====== SUPPLIED DATA ======

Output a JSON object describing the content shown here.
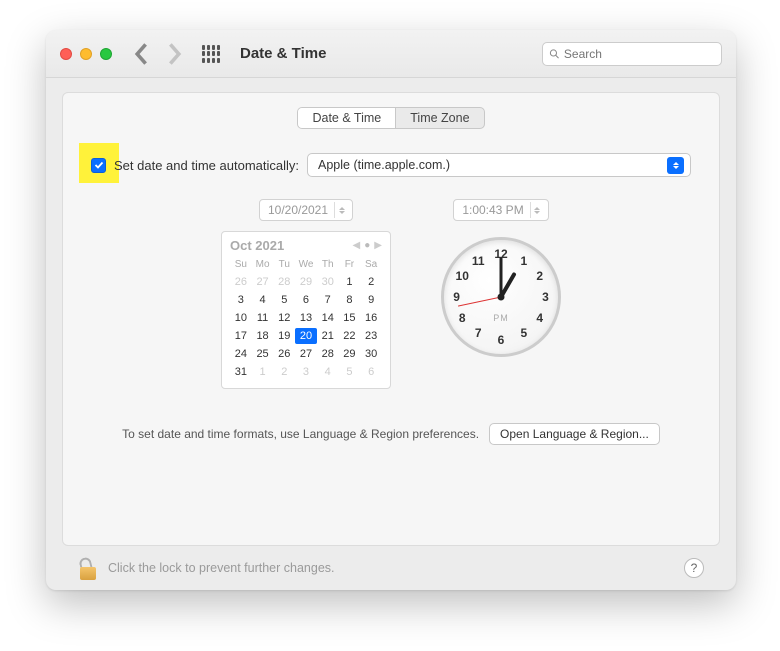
{
  "window": {
    "title": "Date & Time"
  },
  "search": {
    "placeholder": "Search"
  },
  "tabs": {
    "date_time": "Date & Time",
    "time_zone": "Time Zone"
  },
  "auto": {
    "label": "Set date and time automatically:",
    "server": "Apple (time.apple.com.)"
  },
  "date_field": "10/20/2021",
  "time_field": "1:00:43 PM",
  "calendar": {
    "month_label": "Oct 2021",
    "dow": [
      "Su",
      "Mo",
      "Tu",
      "We",
      "Th",
      "Fr",
      "Sa"
    ],
    "leading_off": [
      26,
      27,
      28,
      29,
      30
    ],
    "days": [
      1,
      2,
      3,
      4,
      5,
      6,
      7,
      8,
      9,
      10,
      11,
      12,
      13,
      14,
      15,
      16,
      17,
      18,
      19,
      20,
      21,
      22,
      23,
      24,
      25,
      26,
      27,
      28,
      29,
      30,
      31
    ],
    "trailing_off": [
      1,
      2,
      3,
      4,
      5,
      6
    ],
    "selected": 20
  },
  "clock": {
    "ampm": "PM"
  },
  "hint": "To set date and time formats, use Language & Region preferences.",
  "open_btn": "Open Language & Region...",
  "lock_text": "Click the lock to prevent further changes.",
  "help": "?"
}
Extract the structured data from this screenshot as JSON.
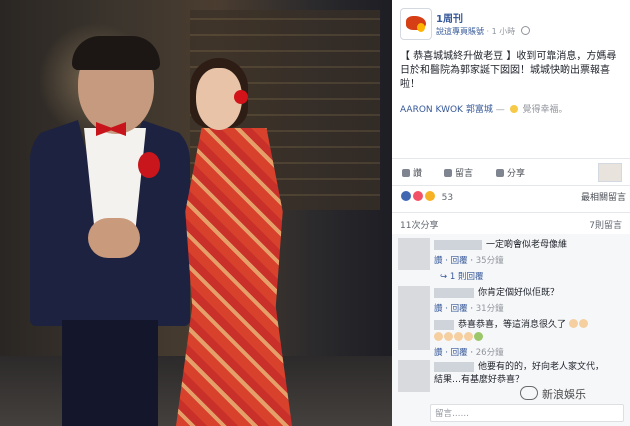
{
  "post": {
    "page_name": "1周刊",
    "meta_link": "說這專頁賬號",
    "time": "1 小時",
    "body": "【 恭喜城城終升做老豆 】收到可靠消息，方媽尋日於和醫院為郭家誕下囡囡！城城快啲出票報喜啦！",
    "tag_name": "AARON KWOK 郭富城",
    "feeling": "覺得幸福。"
  },
  "actions": {
    "like": "讚",
    "comment": "留言",
    "share": "分享"
  },
  "reactions": {
    "count": "53",
    "sort": "最相關留言"
  },
  "shares": {
    "shares_text": "11次分享",
    "comments_text": "7則留言"
  },
  "comments": [
    {
      "text": "一定啲會似老母像維",
      "like": "讚",
      "reply": "回覆",
      "time": "35分鐘",
      "replies": "1 則回覆"
    },
    {
      "text": "你肯定個好似佢既？",
      "like": "讚",
      "reply": "回覆",
      "time": "31分鐘"
    },
    {
      "text": "恭喜恭喜，等這消息很久了",
      "like": "讚",
      "reply": "回覆",
      "time": "26分鐘"
    },
    {
      "text": "他要有的的，好向老人家文代，",
      "text2": "結果…有基麼好恭喜？"
    }
  ],
  "input_placeholder": "留言……",
  "watermark": "新浪娛乐",
  "colors": {
    "link": "#365899",
    "like_reaction": "#4267b2",
    "love_reaction": "#f25268",
    "haha_reaction": "#f7b125"
  }
}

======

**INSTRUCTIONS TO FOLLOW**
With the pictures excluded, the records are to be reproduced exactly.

**RESPONSE TO THE EXERCISE**
Output a JSON object describing the content shown here.
{
  "window": {
    "title": "Date & Time"
  },
  "search": {
    "placeholder": "Search"
  },
  "tabs": {
    "date_time": "Date & Time",
    "time_zone": "Time Zone"
  },
  "auto": {
    "label": "Set date and time automatically:",
    "server": "Apple (time.apple.com.)"
  },
  "date_field": "10/20/2021",
  "time_field": "1:00:43 PM",
  "calendar": {
    "month_label": "Oct 2021",
    "dow": [
      "Su",
      "Mo",
      "Tu",
      "We",
      "Th",
      "Fr",
      "Sa"
    ],
    "leading_off": [
      26,
      27,
      28,
      29,
      30
    ],
    "days": [
      1,
      2,
      3,
      4,
      5,
      6,
      7,
      8,
      9,
      10,
      11,
      12,
      13,
      14,
      15,
      16,
      17,
      18,
      19,
      20,
      21,
      22,
      23,
      24,
      25,
      26,
      27,
      28,
      29,
      30,
      31
    ],
    "trailing_off": [
      1,
      2,
      3,
      4,
      5,
      6
    ],
    "selected": 20
  },
  "clock": {
    "ampm": "PM"
  },
  "hint": "To set date and time formats, use Language & Region preferences.",
  "open_btn": "Open Language & Region...",
  "lock_text": "Click the lock to prevent further changes.",
  "help": "?"
}
Extract the structured data from this screenshot as JSON.
{
  "post": {
    "page_name": "1周刊",
    "meta_link": "說這專頁賬號",
    "time": "1 小時",
    "body": "【 恭喜城城終升做老豆 】收到可靠消息，方媽尋日於和醫院為郭家誕下囡囡！城城快啲出票報喜啦！",
    "tag_name": "AARON KWOK 郭富城",
    "feeling": "覺得幸福。"
  },
  "actions": {
    "like": "讚",
    "comment": "留言",
    "share": "分享"
  },
  "reactions": {
    "count": "53",
    "sort": "最相關留言"
  },
  "shares": {
    "shares_text": "11次分享",
    "comments_text": "7則留言"
  },
  "comments": [
    {
      "text": "一定啲會似老母像維",
      "like": "讚",
      "reply": "回覆",
      "time": "35分鐘",
      "replies": "1 則回覆"
    },
    {
      "text": "你肯定個好似佢既？",
      "like": "讚",
      "reply": "回覆",
      "time": "31分鐘"
    },
    {
      "text": "恭喜恭喜，等這消息很久了",
      "like": "讚",
      "reply": "回覆",
      "time": "26分鐘"
    },
    {
      "text": "他要有的的，好向老人家文代，",
      "text2": "結果…有基麼好恭喜？"
    }
  ],
  "input_placeholder": "留言……",
  "watermark": "新浪娛乐",
  "colors": {
    "link": "#365899",
    "like_reaction": "#4267b2",
    "love_reaction": "#f25268",
    "haha_reaction": "#f7b125"
  }
}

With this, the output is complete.